Nightwatch: Here's to Paddy power
Saint Patrick's Day always brings to mind early memories of being hoisted up high on my dad's shoulders as I struggled to catch a glimpse of the passing parade.
As I got older, it involved dressing up in my baggy jeans and loitering about the Senior Cup final, faux interested in rugby and very interested in its players. But, in more recent years, the annual saint's day has become less and less agenda driven.
Once you enter the working world, time does become that bit more precious and each day off should be properly taken advantage of. But one weekend somehow begins to melt into another, as routine starts to set in. Well, with a proper holiday to celebrate, I became determined to go all out with everything Saint Patrick's related for as long as I could push it. Be it an excuse to wear fancy clothing, drink strange-coloured drinks, or quite simply just have a good time, I was going to curtail my grinch-like tendencies and go all gung ho, all in the name of Saint Pat.
A spate of working weekends away and a series of spontaneous remote adventures meant I hadn't been in Dublin for a weekend for well over a month. Now competing with the hi-jinx of Galway and a series of colourful weekends in Prague, Edinburgh and Cork, Dublin had high expectations piled upon its shoulders.
The scene was quickly set, though, when an invite pinged into my email. Jameson were throwing a St Patrick's party in the distillery and it was the answer to our "we need a cool thing to go to" prayers.
The "you and a guest" part of the invite was quickly bent as I sent a bold but swift RSVP, asking "can I bring seven guests?" Most surprisingly, it is met with a yes.
So the gang assembled at mine beforehand. Hostess was lithe in PVC pants and PR guru had gone for head to toe black, topped off with a leather jacket sort of resembling a Hells Angel moll. My flatmate was bubbling over with excitement and I'd painted my fingernails green in honour of the occasion.
When the clock struck nine, the disco cab pulled up to the door. This really is the best invention since toast to hit Dublin -- it's basically a party before the party in a massive taxi. Florence and the Machine and Dizzee Rascal blared out and a strobe light shone in. With the blackened windows, it set the scene for a wonderful seedy nightclub atmosphere. As PR guru and Hostess went completely bonkers, I already knew tonight was going to be fun.

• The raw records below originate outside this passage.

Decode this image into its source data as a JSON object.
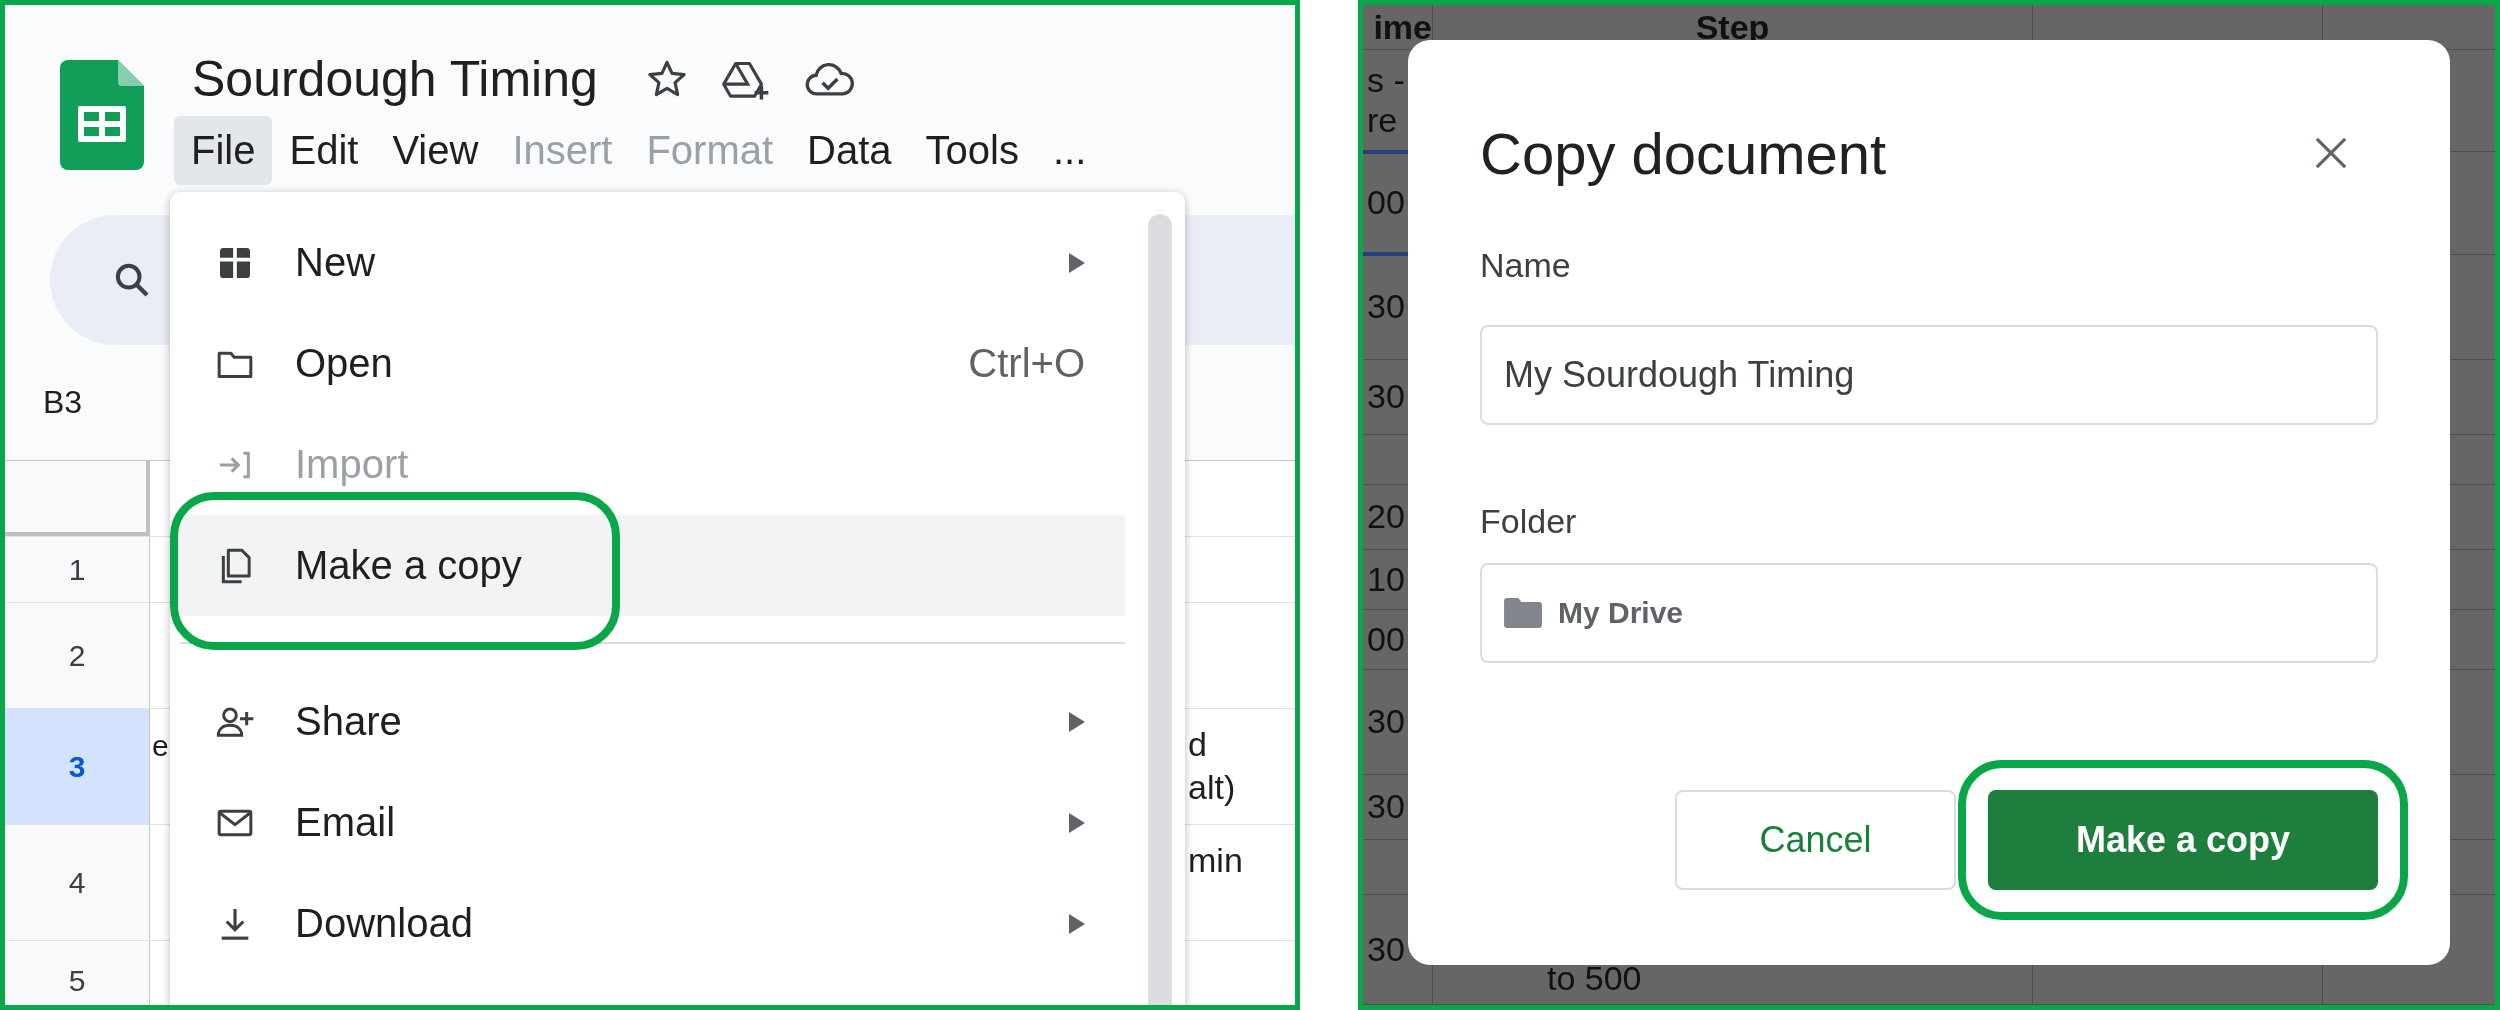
{
  "left_panel": {
    "document_title": "Sourdough Timing",
    "menu_bar": [
      {
        "label": "File",
        "selected": true,
        "disabled": false
      },
      {
        "label": "Edit",
        "selected": false,
        "disabled": false
      },
      {
        "label": "View",
        "selected": false,
        "disabled": false
      },
      {
        "label": "Insert",
        "selected": false,
        "disabled": true
      },
      {
        "label": "Format",
        "selected": false,
        "disabled": true
      },
      {
        "label": "Data",
        "selected": false,
        "disabled": false
      },
      {
        "label": "Tools",
        "selected": false,
        "disabled": false
      },
      {
        "label": "...",
        "selected": false,
        "disabled": false
      }
    ],
    "name_box": "B3",
    "grid_rows": [
      {
        "number": "1",
        "selected": false
      },
      {
        "number": "2",
        "selected": false
      },
      {
        "number": "3",
        "selected": true,
        "column_1": "e",
        "column_2": "d\nalt)"
      },
      {
        "number": "4",
        "selected": false,
        "column_2": "min"
      },
      {
        "number": "5",
        "selected": false
      }
    ],
    "file_menu": {
      "items": [
        {
          "kind": "item",
          "label": "New",
          "submenu": true,
          "disabled": false,
          "selected": false,
          "annotated": false
        },
        {
          "kind": "item",
          "label": "Open",
          "shortcut": "Ctrl+O",
          "submenu": false,
          "disabled": false,
          "selected": false,
          "annotated": false
        },
        {
          "kind": "item",
          "label": "Import",
          "submenu": false,
          "disabled": true,
          "selected": false,
          "annotated": false
        },
        {
          "kind": "item",
          "label": "Make a copy",
          "submenu": false,
          "disabled": false,
          "selected": true,
          "annotated": true
        },
        {
          "kind": "divider"
        },
        {
          "kind": "item",
          "label": "Share",
          "submenu": true,
          "disabled": false,
          "selected": false,
          "annotated": false
        },
        {
          "kind": "item",
          "label": "Email",
          "submenu": true,
          "disabled": false,
          "selected": false,
          "annotated": false
        },
        {
          "kind": "item",
          "label": "Download",
          "submenu": true,
          "disabled": false,
          "selected": false,
          "annotated": false
        }
      ]
    }
  },
  "right_panel": {
    "background_sheet": {
      "headers": [
        "ime",
        "Step"
      ],
      "rows": [
        {
          "time": "s -\nre",
          "selected": false
        },
        {
          "time": "00",
          "selected": true
        },
        {
          "time": "30",
          "selected": false
        },
        {
          "time": "30",
          "selected": false
        },
        {
          "selected": false
        },
        {
          "time": "20",
          "selected": false
        },
        {
          "time": "10",
          "selected": false
        },
        {
          "time": "00",
          "selected": false
        },
        {
          "time": "30",
          "selected": false
        },
        {
          "time": "30",
          "selected": false
        },
        {
          "selected": false
        },
        {
          "time": "30",
          "step": "to 500",
          "selected": false
        }
      ]
    },
    "dialog": {
      "title": "Copy document",
      "name_label": "Name",
      "name_value": "My Sourdough Timing",
      "folder_label": "Folder",
      "folder_value": "My Drive",
      "buttons": [
        {
          "label": "Cancel",
          "kind": "secondary",
          "annotated": false
        },
        {
          "label": "Make a copy",
          "kind": "primary",
          "annotated": true
        }
      ]
    }
  }
}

Upon arrival at the distillery, we mainlined it to the bar. Raising our odd cocktails with an Irish theme, we all felt distinctly patriotic. Forget the parade and rugby, this is what it's all about from now on for me.
"I like your nails," a male with an American twang announced. "They're green. I think it's cool," he added, pointing at them, in case I somehow didn't know what he was talking about.
"Yes, it's for Saint Patrick," I smiled, politely but somewhat coolly.
"You know, my mom has Irish relatives," he continued undeterred.
Despite the fact that he was decidedly cute, I was decidedly bored.
This first stage of the night came to a rapid close as the boys didn't match the cocktails, so we headed to a nearby nightclub before swiftly leaving as the very young crowd didn't suit our newly acquired Irish mood. A taxi delivered us to Harcourt Street and we strutted down the themed green-lit staircase of our favourite haunt, instantly aware that our night was now in safe hands.
Vodka tonics with green food dye were consumed as Irish tunes blare out.
Hostess was eventually found at the end of the night with a stolen Irish flag wrapped around her like a pashmina and somehow managing to look quite chic. PR Guru was lost. but she did text a photo of herself arm in arm with the Molly Malone statue.
The next morning I woke up with the mother and father of all hangovers and chipped green nails. Saint Patrick would have been proud.